Robert Cropf is an associate professor and the chair of the Department of Public Policy Studies at Saint Louis University. His recent publications include “Creating an Accelerated Joint BA-MPA Degree Program for Adult Learners” in the Journal of Public Affairs Education (Spring/Summer 2007) coauthored with Jennifer Kohler, and E-Government in Saudi Arabia: Between Promise and Reality” in the International Journal of Electronic Government Research (April-June 2008), coauthored with Maher Al-Fakhri, Patrick Kelly, and Gary Higgs. His textbook Public Administration in the 21st Century was published by Pearson-Longman in 2007. His research interests include e-government and e-democracy, urban government and politics, and public administration pedagogical theory.
Scott Krummenacher is head of academic programs for the Center for Sustainability and adjunct assistant professor of Public Policy Studies at Saint Louis University. His recent works include “Déjà vu All Over Again – Charter Reform Fails” in More Than Mayor or Manager: Campaigns to Change Form of Government in America’s Large Cities coauthored with Todd Swanstrom and Robert Cropf, and “Regional System of Greenways: If You Can Make It In St. Louis, You Can Make It Anywhere” coauthored with Todd Swanstrom and Mark Tranel in the National Civic Review. His research interests include sustainability, regional governance, civic engagement and e-democracy.

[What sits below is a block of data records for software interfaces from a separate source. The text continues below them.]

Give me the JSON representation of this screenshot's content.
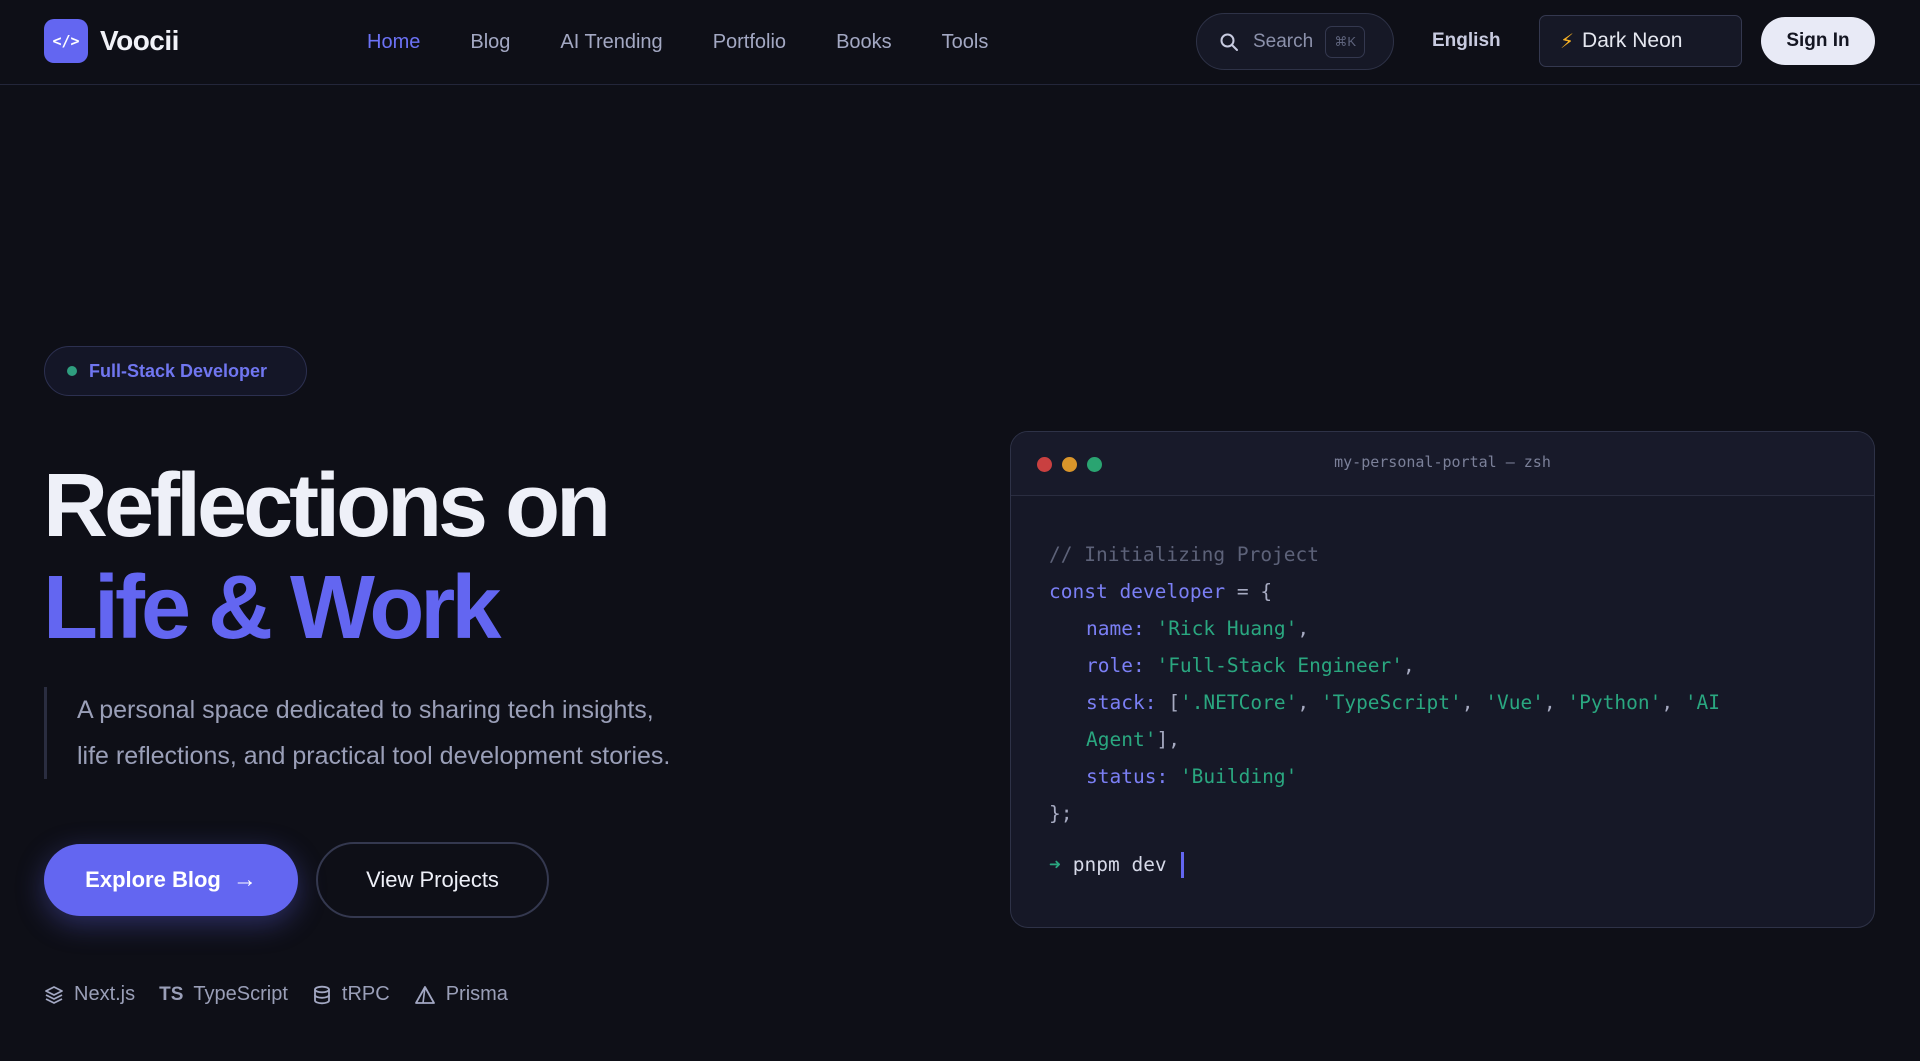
{
  "header": {
    "brand_name": "Voocii",
    "brand_glyph": "</>",
    "nav": [
      {
        "label": "Home",
        "active": true
      },
      {
        "label": "Blog"
      },
      {
        "label": "AI Trending"
      },
      {
        "label": "Portfolio"
      },
      {
        "label": "Books"
      },
      {
        "label": "Tools"
      }
    ],
    "search_label": "Search",
    "search_shortcut": "⌘K",
    "language": "English",
    "theme_icon": "⚡",
    "theme_label": "Dark Neon",
    "signin_label": "Sign In"
  },
  "hero": {
    "badge": "Full-Stack Developer",
    "headline_line1": "Reflections on",
    "headline_line2": "Life & Work",
    "description_line1": "A personal space dedicated to sharing tech insights,",
    "description_line2": "life reflections, and practical tool development stories.",
    "primary_button": "Explore Blog",
    "primary_button_icon": "→",
    "secondary_button": "View Projects",
    "tech_stack": [
      "Next.js",
      "TypeScript",
      "tRPC",
      "Prisma"
    ],
    "typescript_glyph": "TS"
  },
  "terminal": {
    "title": "my-personal-portal — zsh",
    "comment": "// Initializing Project",
    "kw_const": "const",
    "var_name": "developer",
    "assign_open": " = {",
    "name_key": "name:",
    "name_val": "'Rick Huang'",
    "role_key": "role:",
    "role_val": "'Full-Stack Engineer'",
    "stack_key": "stack:",
    "stack_vals": [
      "'.NETCore'",
      "'TypeScript'",
      "'Vue'",
      "'Python'"
    ],
    "stack_last_part1": "'AI",
    "stack_last_part2": "Agent'",
    "status_key": "status:",
    "status_val": "'Building'",
    "close": "};",
    "prompt_symbol": "➜",
    "prompt_cmd": "pnpm dev"
  },
  "colors": {
    "accent": "#6366f1",
    "string": "#2aa780",
    "background": "#0e0f17"
  }
}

Indices

Editorial Board

  • Marijn Janssen, Delft University of Technology, The Netherlands
  • Arthur Tatnall, Victoria University, Australia
  • Milas Gasco, Universitat Pompeu Fabra, Spain

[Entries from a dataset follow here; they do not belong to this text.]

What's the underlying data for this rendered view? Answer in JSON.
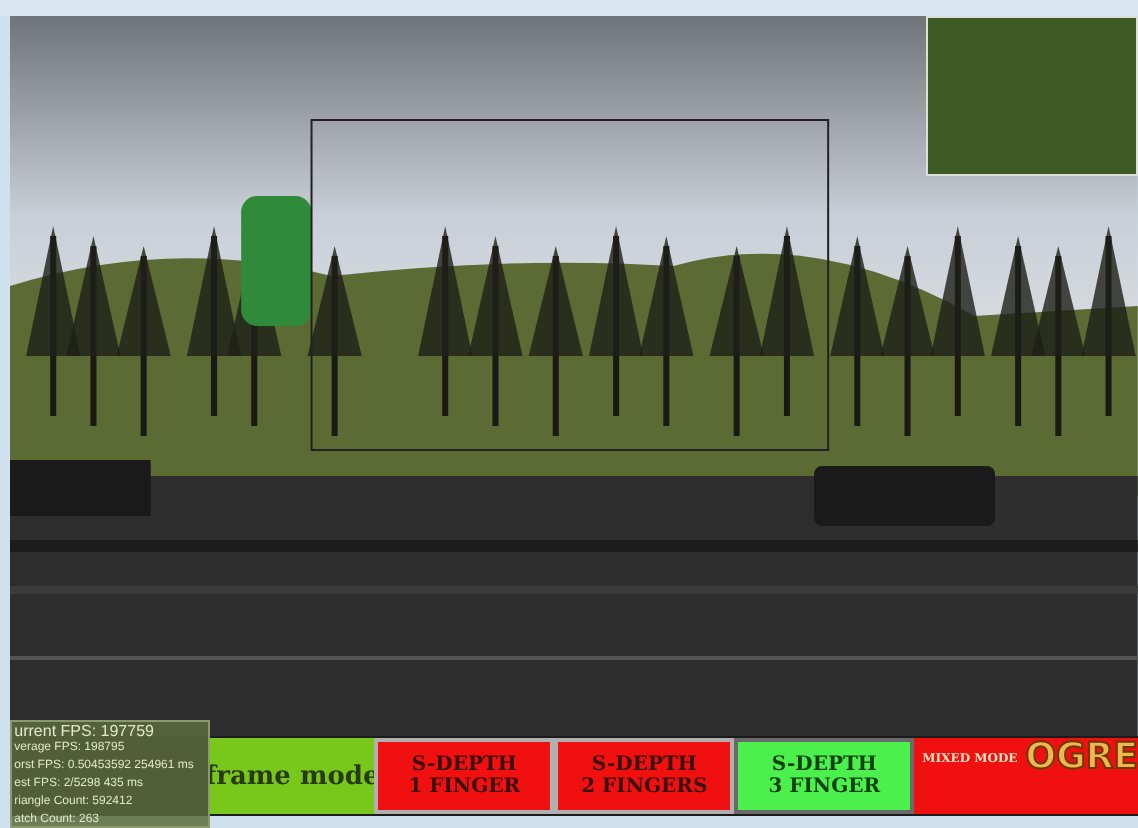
{
  "stats_overlay": {
    "lines": [
      "urrent FPS: 197759",
      "verage FPS: 198795",
      "orst FPS: 0.50453592 254961 ms",
      "est FPS: 2/5298 435 ms",
      "riangle Count: 592412",
      "atch Count: 263"
    ]
  },
  "mode_buttons": [
    {
      "kind": "mode",
      "lines": [
        "frame mode"
      ],
      "selected": false
    },
    {
      "kind": "depth",
      "lines": [
        "S-DEPTH",
        "1 FINGER"
      ],
      "selected": false
    },
    {
      "kind": "depth",
      "lines": [
        "S-DEPTH",
        "2 FINGERS"
      ],
      "selected": false
    },
    {
      "kind": "depth",
      "lines": [
        "S-DEPTH",
        "3 FINGER"
      ],
      "selected": true
    },
    {
      "kind": "mixed",
      "lines": [
        "MIXED MODE"
      ],
      "selected": false
    }
  ],
  "logo": "OGRE"
}
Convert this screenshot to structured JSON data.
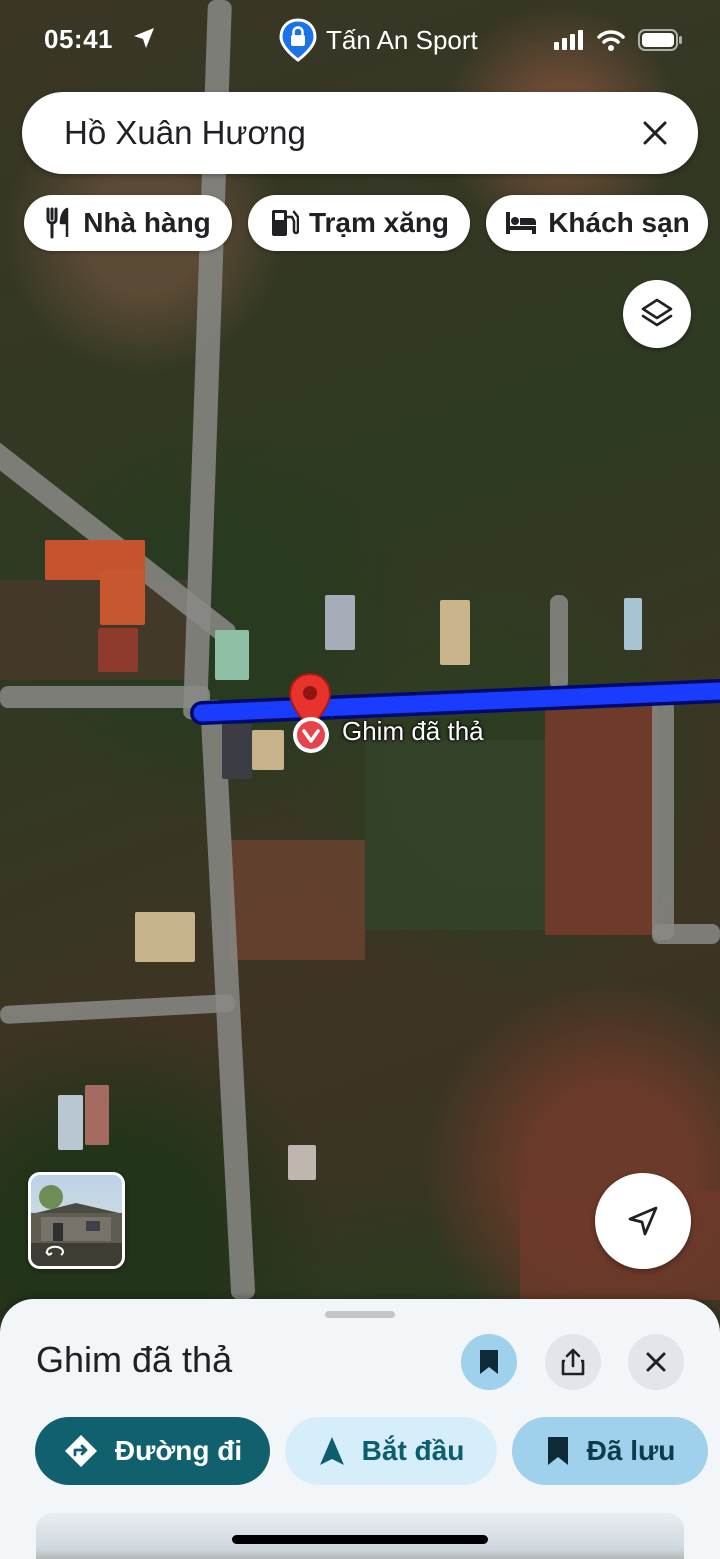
{
  "status_bar": {
    "time": "05:41",
    "hotspot_name": "Tấn An Sport"
  },
  "search": {
    "query": "Hồ Xuân Hương"
  },
  "chips": [
    {
      "label": "Nhà hàng",
      "icon": "restaurant-icon"
    },
    {
      "label": "Trạm xăng",
      "icon": "gas-station-icon"
    },
    {
      "label": "Khách sạn",
      "icon": "hotel-icon"
    }
  ],
  "map": {
    "type": "satellite",
    "pin_label": "Ghim đã thả",
    "route_color": "#1a3cff",
    "pin_color": "#e8322c"
  },
  "sheet": {
    "title": "Ghim đã thả",
    "buttons": {
      "directions": "Đường đi",
      "start": "Bắt đầu",
      "saved": "Đã lưu"
    }
  },
  "colors": {
    "primary_button": "#10606d",
    "secondary_button": "#d6eef9",
    "saved_button": "#9fd1ec",
    "sheet_background": "#f3f6f9"
  }
}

  • Soon Ae Chun, City University of New York, USA
  • Mohammed Elbannan, Cairo University, Egypt
  • Ephrem Eyob, Virginia State University, USA
  • Tommi Inkinen, University of Helsinki, Finland
  • R.B. Jain, University of Delhi, India
  • Marlyn Kemper Littman, Nova Southeastern University, USA
  • Kerina Ann Logan, Massey University-Wellington Campus, New Zealand
  • Rose Melville, The University of Queensland, Australia
  • S.M. Mutula, University of Botswana, Botswana
  • Carlos Nunes Silva, University of Lisbon, Portugal
  • Chris Reddick, The University of Texas-San Antonio, USA
  • Prodromos Yannas, Technological Educational Institution of Western Macedonia, Greece
  • Kirsten Loutzenhiser, University of Illinois at Springfield, USA
  • Penelope Markellou, University of Patras, Greece
  • Hakikur Rahman, University of Minho, Portugal
  • Andrew Ó Baoill, Cazenovia College, USA
  • Subhajit Basu, University of Leeds, UK
  • Morten Falch, Technical University of Denmark, Denmark
  • Reima Suomi, Turku School of Economics, Finland